§ ACTION ITEM:
Check every line below, and copy those that include "data".

§ EXERCISE MATERIAL:
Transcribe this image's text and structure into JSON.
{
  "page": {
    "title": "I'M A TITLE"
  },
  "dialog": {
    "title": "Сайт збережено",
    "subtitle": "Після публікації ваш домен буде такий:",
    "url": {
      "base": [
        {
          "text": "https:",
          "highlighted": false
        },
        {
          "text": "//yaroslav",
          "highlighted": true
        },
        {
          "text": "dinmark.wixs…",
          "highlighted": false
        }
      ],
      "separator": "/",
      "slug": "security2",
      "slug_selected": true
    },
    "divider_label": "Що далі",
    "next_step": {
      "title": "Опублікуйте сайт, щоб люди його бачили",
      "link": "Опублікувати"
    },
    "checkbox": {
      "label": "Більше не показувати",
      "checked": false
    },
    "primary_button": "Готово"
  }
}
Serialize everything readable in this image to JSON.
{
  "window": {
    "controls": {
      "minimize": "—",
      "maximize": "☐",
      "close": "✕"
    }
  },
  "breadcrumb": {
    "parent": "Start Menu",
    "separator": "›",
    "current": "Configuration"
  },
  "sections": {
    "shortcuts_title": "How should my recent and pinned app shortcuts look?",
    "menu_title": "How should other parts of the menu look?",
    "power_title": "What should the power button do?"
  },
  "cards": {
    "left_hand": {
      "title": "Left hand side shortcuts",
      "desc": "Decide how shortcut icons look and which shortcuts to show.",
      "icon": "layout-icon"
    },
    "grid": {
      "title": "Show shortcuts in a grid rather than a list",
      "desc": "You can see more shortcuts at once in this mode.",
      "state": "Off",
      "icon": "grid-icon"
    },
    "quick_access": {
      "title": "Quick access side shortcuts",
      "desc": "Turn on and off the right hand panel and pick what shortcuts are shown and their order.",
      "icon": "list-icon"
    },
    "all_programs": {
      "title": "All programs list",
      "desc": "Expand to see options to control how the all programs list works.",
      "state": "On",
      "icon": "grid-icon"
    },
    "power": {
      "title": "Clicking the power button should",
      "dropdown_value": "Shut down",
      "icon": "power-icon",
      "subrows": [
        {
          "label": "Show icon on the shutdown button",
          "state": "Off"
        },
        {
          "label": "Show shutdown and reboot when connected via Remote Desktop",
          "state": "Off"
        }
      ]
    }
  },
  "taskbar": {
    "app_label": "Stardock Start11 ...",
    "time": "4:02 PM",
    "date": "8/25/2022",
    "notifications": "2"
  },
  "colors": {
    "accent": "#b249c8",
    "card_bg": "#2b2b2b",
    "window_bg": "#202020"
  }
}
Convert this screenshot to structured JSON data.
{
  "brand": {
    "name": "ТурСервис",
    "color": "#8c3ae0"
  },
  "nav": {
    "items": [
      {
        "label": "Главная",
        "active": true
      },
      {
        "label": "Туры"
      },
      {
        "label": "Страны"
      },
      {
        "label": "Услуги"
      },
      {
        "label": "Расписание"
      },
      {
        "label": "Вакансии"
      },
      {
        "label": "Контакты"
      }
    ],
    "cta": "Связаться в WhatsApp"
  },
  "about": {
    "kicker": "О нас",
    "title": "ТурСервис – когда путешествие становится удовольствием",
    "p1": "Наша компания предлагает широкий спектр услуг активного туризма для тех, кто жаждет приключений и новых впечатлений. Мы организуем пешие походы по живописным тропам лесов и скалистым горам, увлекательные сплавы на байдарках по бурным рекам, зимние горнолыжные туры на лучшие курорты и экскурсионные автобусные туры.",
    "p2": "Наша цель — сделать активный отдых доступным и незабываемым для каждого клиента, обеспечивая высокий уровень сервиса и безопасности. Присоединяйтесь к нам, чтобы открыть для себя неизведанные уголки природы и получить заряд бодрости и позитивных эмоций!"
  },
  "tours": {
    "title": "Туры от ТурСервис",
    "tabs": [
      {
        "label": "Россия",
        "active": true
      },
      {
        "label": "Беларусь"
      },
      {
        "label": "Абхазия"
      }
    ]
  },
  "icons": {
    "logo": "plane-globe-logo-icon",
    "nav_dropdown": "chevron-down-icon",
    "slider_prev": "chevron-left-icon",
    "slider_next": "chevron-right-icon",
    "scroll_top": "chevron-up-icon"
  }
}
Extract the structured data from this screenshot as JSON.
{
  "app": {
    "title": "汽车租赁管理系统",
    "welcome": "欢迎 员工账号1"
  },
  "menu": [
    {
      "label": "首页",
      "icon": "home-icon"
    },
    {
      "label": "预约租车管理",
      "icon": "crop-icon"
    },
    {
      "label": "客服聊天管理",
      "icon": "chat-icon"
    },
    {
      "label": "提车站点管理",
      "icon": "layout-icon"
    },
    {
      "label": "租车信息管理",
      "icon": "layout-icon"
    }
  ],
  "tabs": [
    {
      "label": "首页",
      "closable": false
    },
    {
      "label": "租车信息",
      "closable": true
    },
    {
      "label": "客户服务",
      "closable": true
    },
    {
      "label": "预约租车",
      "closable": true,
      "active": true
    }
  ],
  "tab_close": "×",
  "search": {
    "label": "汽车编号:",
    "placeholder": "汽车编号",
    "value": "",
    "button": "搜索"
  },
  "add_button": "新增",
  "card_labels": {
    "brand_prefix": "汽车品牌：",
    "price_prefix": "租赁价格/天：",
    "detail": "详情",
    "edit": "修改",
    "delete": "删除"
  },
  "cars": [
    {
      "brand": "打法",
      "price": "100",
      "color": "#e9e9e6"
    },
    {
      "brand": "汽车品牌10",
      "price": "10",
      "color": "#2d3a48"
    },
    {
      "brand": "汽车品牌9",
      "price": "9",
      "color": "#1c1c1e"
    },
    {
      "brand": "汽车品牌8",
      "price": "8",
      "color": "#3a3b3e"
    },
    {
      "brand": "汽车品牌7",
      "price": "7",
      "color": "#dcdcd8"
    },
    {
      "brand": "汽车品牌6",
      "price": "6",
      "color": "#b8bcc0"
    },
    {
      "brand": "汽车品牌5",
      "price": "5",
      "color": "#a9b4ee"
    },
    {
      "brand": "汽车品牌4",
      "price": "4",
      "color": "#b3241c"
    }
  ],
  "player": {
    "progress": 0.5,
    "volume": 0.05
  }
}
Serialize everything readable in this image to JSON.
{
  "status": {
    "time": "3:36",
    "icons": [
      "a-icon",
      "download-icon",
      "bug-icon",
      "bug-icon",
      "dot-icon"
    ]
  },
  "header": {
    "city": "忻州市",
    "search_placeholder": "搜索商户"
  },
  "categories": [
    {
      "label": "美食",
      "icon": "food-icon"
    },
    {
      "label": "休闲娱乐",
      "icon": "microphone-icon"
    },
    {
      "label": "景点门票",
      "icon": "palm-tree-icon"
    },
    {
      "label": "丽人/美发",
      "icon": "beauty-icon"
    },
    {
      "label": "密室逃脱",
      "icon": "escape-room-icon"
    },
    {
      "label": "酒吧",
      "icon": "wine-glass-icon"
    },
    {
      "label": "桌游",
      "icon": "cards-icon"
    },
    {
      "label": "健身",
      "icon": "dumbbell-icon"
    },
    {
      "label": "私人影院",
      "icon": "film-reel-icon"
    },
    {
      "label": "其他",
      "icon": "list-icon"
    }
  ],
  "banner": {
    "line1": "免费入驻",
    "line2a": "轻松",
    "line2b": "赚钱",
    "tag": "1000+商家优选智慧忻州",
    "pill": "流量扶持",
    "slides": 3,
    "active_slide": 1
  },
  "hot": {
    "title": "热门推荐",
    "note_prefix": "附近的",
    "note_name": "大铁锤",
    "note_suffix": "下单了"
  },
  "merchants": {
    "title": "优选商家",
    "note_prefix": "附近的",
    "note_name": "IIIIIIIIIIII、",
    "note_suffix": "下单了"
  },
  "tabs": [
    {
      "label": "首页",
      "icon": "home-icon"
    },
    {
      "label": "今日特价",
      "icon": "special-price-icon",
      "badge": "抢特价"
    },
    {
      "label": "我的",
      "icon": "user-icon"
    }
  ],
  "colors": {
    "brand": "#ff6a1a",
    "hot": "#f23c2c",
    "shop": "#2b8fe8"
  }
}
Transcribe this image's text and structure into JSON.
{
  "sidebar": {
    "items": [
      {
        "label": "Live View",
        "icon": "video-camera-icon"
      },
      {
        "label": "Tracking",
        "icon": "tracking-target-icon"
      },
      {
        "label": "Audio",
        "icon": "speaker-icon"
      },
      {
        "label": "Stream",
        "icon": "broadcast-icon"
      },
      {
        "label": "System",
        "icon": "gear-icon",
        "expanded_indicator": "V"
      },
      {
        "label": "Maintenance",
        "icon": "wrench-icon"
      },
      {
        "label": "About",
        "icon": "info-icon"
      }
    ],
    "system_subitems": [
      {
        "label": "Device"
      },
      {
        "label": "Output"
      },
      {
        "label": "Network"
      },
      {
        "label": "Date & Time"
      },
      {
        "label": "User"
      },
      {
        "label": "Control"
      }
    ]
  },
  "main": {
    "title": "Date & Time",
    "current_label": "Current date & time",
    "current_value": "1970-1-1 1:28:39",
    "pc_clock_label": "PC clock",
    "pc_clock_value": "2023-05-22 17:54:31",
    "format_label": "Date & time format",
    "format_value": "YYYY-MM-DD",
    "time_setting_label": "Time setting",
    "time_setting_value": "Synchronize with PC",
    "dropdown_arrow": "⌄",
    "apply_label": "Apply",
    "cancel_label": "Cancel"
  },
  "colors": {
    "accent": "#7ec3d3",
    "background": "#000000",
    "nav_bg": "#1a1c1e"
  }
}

§ ANSWER BELOW:
Convert this screenshot to structured JSON data.
Extract the structured data from this screenshot as JSON.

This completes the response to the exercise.